I took some pictures of my 1100, which may illustrate some things a little better.
On the magazine, pistons and cylinders, I use BreakFree CLP and I shoot the gun wet, meaning, sprayed on and not wiped off. Let that stuff soak into the metal. It keeps powder residue in suspension and will simply not bake onto metal. Here's the mag tube after shooting probably 125 rounds.
and here are those same parts with a single wipe with a cloth. No scrubbing or steel wool, just a cloth.
Here's the inside of the barrel extension. You can see where the locking lug has been riding hard, removing the bluing and actually dimpling the metal. I put a thin layer of grease on this area. (This is a 20 ga. Magnum gun, btw). You can also see that some bluing is missing from the flat part on the bottom of the barrel. That's where the forearm support rests, and a little dab of grease goes there as well.
This is the top of the barrel extension; a little grease here as well as a cushion against vibration.
This is the trigger group, and all it's assorted parts. The topmost piece of black metal (looks like the blade of a hockey stick) will show wear at that very top-most tip. Dab o grease.
You can also see on what is the right side of the lifter, is a large 'ear' that sticks up, near the front of the lifter. That is also another wear point.
Here's the front of the receiver where the foreend support (little wing-shaped little thingie, that sits across the action bars). You can see where the support has bitten into the receiver to make those elongated-"C" marks dimpled into the steel.
This is the action bar assembly, where the bolt rides. Every shiny spot there is from friction. Either very light layer of grease or oil.
This is the inside of the receiver, specifically where the barrel extension seats against a milled edge. That's another area that needs a little grease as it seems to take a pounding.
Even this little handle shows signs of friction wear. Lightly grease up both edges and pop it back in.
Now here's the bolt. Again, it has been sprayed with BF CLP and simply wiped off with a cloth. Almost looks factory new after about 10 seconds of wiping.
And that's it. The rest of the insides I use a very light oil along the action bars where they ride inside the receiver, and CLP on the trigger group parts. The trigger group, when it really gets filthy, I just use hot soapy water and a toothbrush, dry it with compressed air and then a little CLP. The trigger group doesn't get carbon baked into it, just powder residue (and vegetation, dirt from hunting) so it usually cleans up pretty easily.

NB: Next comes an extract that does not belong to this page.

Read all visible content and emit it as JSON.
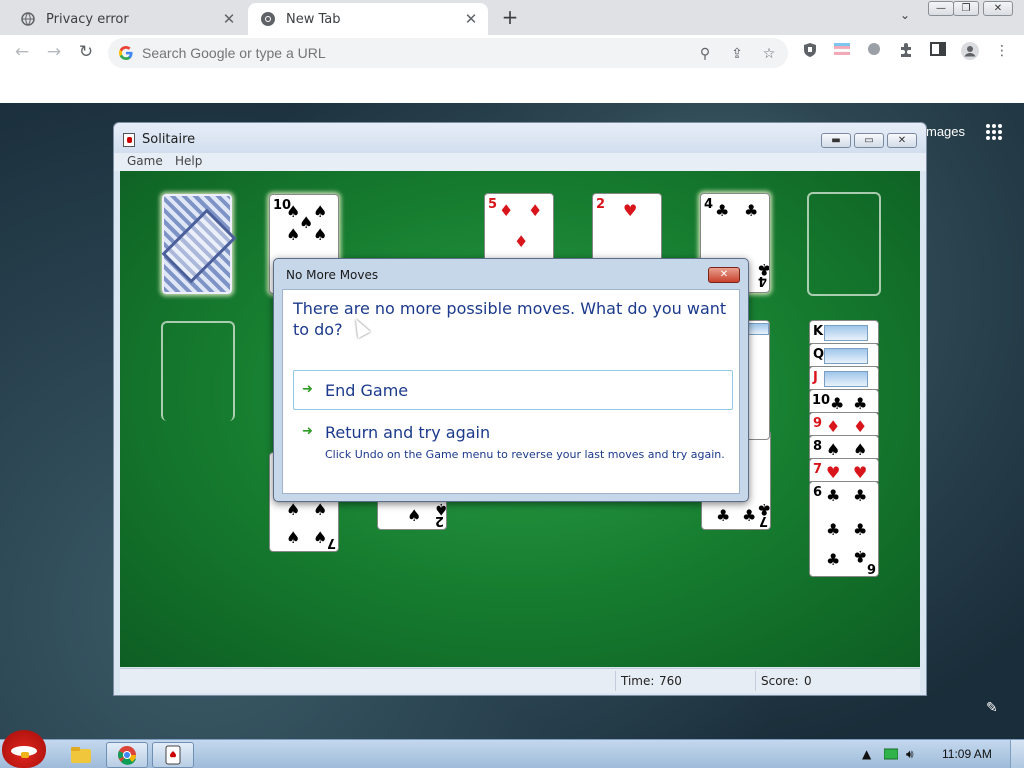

I hope this helps. If you have an 1100/11-87, take a look at your gun for these signs of wear and see if you can't slow down the damage process somewhat.